The UK government is divided into the three organizations, the legislative, the executive and the judiciary, vaguely following Montesquieu’s principles of the separation of powers. While the executive administers the state, and the legislative (Parliament) passes new laws, the judiciary is responsible for enforcing laws and upholding justice in the society.
Judges form the basis of the judiciary, and are required to pass judgments in an impartial manner while applying the laws made by Parliament1, however it is important to note that there are only some 730 senior full time judges and 560 more junior full-time judges giving a total of 1,290 judges in the English judicial system compared to the 30,308 magistrates (Justices of the Peace) currently in service2. Nevertheless, judges hold a higher level of authority and respect.
The Crown, on the advice of the Prime Minister, makes senior judicial appointments such as the Law Lords (Lords of Appeal in Ordinary) and appeal court judges while the Lord Chancellor (currently held by Alexander Andrew Mackay Irvine) advices the Crown in appointing judges at High Court and Circuit Bench judges. In the case of district judges and lay magistrates, the Lord Chancellor has the authority to personally appoint individuals to those posts. This element of the appointment of the judiciary has attracted considerable criticisms due to the excessive interference of the executive and secrecy of the process.
The Lord Chancellor is not immune to political processes and is effectively under the control of the Prime Minister who can dismiss him at will, therefore there are doubts as to the reason for the Lord Chancellor’s decisions. There are some who view that this function of judicial appointment should be transferred to a judicial appointments commission. The present Lord Chancellor has already done much to make the initial judicial appointment process more transparent.
Vacancies are now advertised and there is a “competition” recruitment process with structured appraisal and outside review (first use of advertisements was in 1994). The professional judges normally retire at the age of 70, although High Court judges have to retire at 723. This is the natural way of putting a judge away from service. Due to a need to protect the independence of the judiciary, it has been made very difficult to remove judges from service, particularly by the executive for a political purpose.

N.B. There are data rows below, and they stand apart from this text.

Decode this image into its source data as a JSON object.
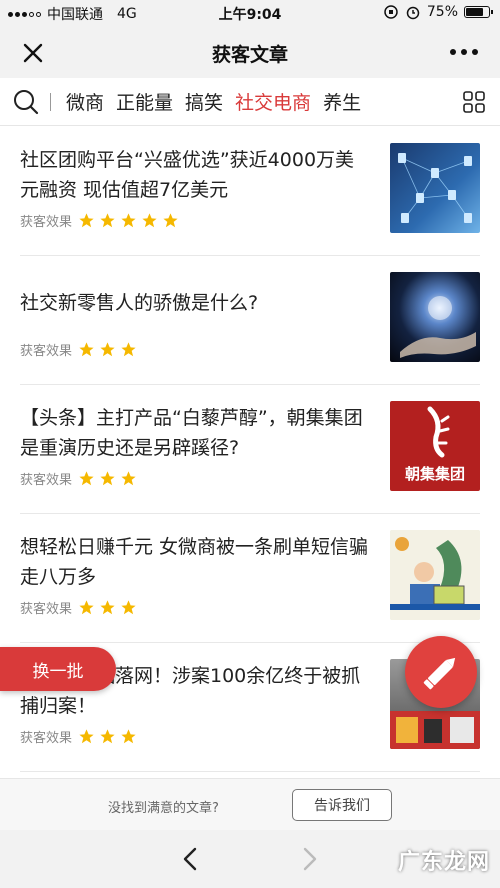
{
  "status_bar": {
    "carrier": "中国联通",
    "network": "4G",
    "time": "上午9:04",
    "battery": "75%",
    "battery_level": 0.75
  },
  "nav": {
    "title": "获客文章",
    "close_icon": "close-icon",
    "more_icon": "more-icon"
  },
  "tabs": {
    "items": [
      "微商",
      "正能量",
      "搞笑",
      "社交电商",
      "养生"
    ],
    "active": "社交电商",
    "active_color": "#d93a3a"
  },
  "articles": [
    {
      "title": "社区团购平台“兴盛优选”获近4000万美元融资 现估值超7亿美元",
      "meta_label": "获客效果",
      "rating": 5,
      "thumb_icon": "network-graph-image"
    },
    {
      "title": "社交新零售人的骄傲是什么?",
      "meta_label": "获客效果",
      "rating": 3,
      "thumb_icon": "glowing-hand-image"
    },
    {
      "title": "【头条】主打产品“白藜芦醇”，朝集集团是重演历史还是另辟蹊径?",
      "meta_label": "获客效果",
      "rating": 3,
      "thumb_icon": "brand-logo-image",
      "thumb_text": "朝集集团"
    },
    {
      "title": "想轻松日赚千元 女微商被一条刷单短信骗走八万多",
      "meta_label": "获客效果",
      "rating": 3,
      "thumb_icon": "cartoon-image"
    },
    {
      "title": "主谋金家福落网！涉案100余亿终于被抓捕归案！",
      "meta_label": "获客效果",
      "rating": 3,
      "thumb_icon": "street-photo-image"
    }
  ],
  "fab": {
    "refresh_label": "换一批",
    "edit_icon": "pencil-icon"
  },
  "feedback": {
    "prompt": "没找到满意的文章?",
    "button": "告诉我们"
  },
  "browser": {
    "back_icon": "chevron-left-icon",
    "forward_icon": "chevron-right-icon",
    "watermark": "广东龙网"
  },
  "colors": {
    "accent": "#d93a3a",
    "star": "#f5b800"
  }
}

While judges are few in number compared to other judicial offices such as the lay magistrates, they enjoy a greater level of respect and authority. However, not every judge is perfect. There are times when they too commit errors, but the various forms of protection (such as immunity from sue) can prevent them from being given the exact punishment they deserve. Nevertheless, there are still some established methods of judging judges, for instance judges from the House of Lords, Court of Appeal and High Court (supposedly the most secure) can still be removed by an address from both houses of Parliament.
The issue concerning the removal of a judge must be that of an action going against his required good behaviour, and misbehaviour was defined as: “judges charged with any criminal offence other than parking or speeding violations amounts prima facie to misbehaviour4”. However no English judge has been removed through this method as of yet, and only an Irish judge guilty of misappropriating funds in 1830 was ever removed this way. The Lord Chancellor can remove Judges below the High Court without permission from Parliament. Even with the established method of judging judges, judges are seldom given punishment when they make an error in court.
One example is the case of Sirros v Moore (1975)5 where a judge wrongly detained someone, but the Court of Appeal held that although the detention was illegal (false imprisonment), the judge acted in good faith of his judicial capacity and was pardoned6. Nevertheless, the Courts hold that judicial immunity from suit does not extend to situations where the judge acted corruptly or maliciously and can be sued for their errors in court. These accounts for the established methods of judging judges, but it can be seen that a direct application of the methods was rare, especially in England.
One reason could be that the current methods of judging judges are too harsh, resulting in almost certain removal of the judge, and is thus avoided when possible. In my own opinion, the English judiciary has failed to recognize the fact that the professional judges are very highly paid (the Lord Chief Justice is paid 200,236, Lords Justices of Appeal are paid 166,394, High Court Judges receive 147,198 and Circuit Judges 110,362. A District Judge is paid 88,546 (92,546 in London7) and more methods of judging judges could be made, capitalizing on this fact.
For example, a judge who misuses authority could be fined, instead of being considered for removal on the basis of ultra vires. In conclusion, there are methods of judging judges currently in use. However its use has been limited. Nevertheless, it has proven to be a satisfactory way of keeping judges in check, on fear of removal.
Gary Slapper and David Kelly, Principles of ELS The judiciary, http://www. eurolegal. org/ukengjud. htm 1 Pg 121, Gary Slapper and David Kelly, Principles of ELS. 2 The judiciary, http://www. eurolegal. org/ukengjud. htm 3 Regulated by Retirement Act 1993